[Element data from apps and pages]
________

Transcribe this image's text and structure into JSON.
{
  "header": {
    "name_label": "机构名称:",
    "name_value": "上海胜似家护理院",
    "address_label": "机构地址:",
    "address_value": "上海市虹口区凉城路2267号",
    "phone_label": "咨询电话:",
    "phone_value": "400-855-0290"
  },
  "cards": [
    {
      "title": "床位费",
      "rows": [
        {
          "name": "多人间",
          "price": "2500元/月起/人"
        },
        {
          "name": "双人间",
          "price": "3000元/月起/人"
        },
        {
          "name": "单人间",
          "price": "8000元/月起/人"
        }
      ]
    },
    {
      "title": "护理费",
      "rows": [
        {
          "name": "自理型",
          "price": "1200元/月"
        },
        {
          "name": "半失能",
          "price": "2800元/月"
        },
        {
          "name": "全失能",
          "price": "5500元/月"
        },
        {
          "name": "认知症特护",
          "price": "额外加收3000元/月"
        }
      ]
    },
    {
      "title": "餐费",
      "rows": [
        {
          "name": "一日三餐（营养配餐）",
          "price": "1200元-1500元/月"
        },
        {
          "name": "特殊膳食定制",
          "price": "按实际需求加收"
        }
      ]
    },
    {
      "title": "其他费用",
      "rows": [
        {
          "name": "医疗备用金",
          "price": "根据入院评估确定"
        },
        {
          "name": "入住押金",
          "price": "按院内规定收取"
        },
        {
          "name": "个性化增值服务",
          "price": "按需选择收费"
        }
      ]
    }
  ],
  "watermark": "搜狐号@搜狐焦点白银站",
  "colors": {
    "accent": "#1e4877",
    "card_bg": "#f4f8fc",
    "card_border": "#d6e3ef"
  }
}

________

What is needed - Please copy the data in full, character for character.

Written answer -
Transcribe this image's text and structure into JSON.
{
  "header": {
    "name_label": "机构名称:",
    "name_value": "上海胜似家护理院",
    "address_label": "机构地址:",
    "address_value": "上海市虹口区凉城路2267号",
    "phone_label": "咨询电话:",
    "phone_value": "400-855-0290"
  },
  "cards": [
    {
      "title": "床位费",
      "rows": [
        {
          "name": "多人间",
          "price": "2500元/月起/人"
        },
        {
          "name": "双人间",
          "price": "3000元/月起/人"
        },
        {
          "name": "单人间",
          "price": "8000元/月起/人"
        }
      ]
    },
    {
      "title": "护理费",
      "rows": [
        {
          "name": "自理型",
          "price": "1200元/月"
        },
        {
          "name": "半失能",
          "price": "2800元/月"
        },
        {
          "name": "全失能",
          "price": "5500元/月"
        },
        {
          "name": "认知症特护",
          "price": "额外加收3000元/月"
        }
      ]
    },
    {
      "title": "餐费",
      "rows": [
        {
          "name": "一日三餐（营养配餐）",
          "price": "1200元-1500元/月"
        },
        {
          "name": "特殊膳食定制",
          "price": "按实际需求加收"
        }
      ]
    },
    {
      "title": "其他费用",
      "rows": [
        {
          "name": "医疗备用金",
          "price": "根据入院评估确定"
        },
        {
          "name": "入住押金",
          "price": "按院内规定收取"
        },
        {
          "name": "个性化增值服务",
          "price": "按需选择收费"
        }
      ]
    }
  ],
  "watermark": "搜狐号@搜狐焦点白银站",
  "colors": {
    "accent": "#1e4877",
    "card_bg": "#f4f8fc",
    "card_border": "#d6e3ef"
  }
}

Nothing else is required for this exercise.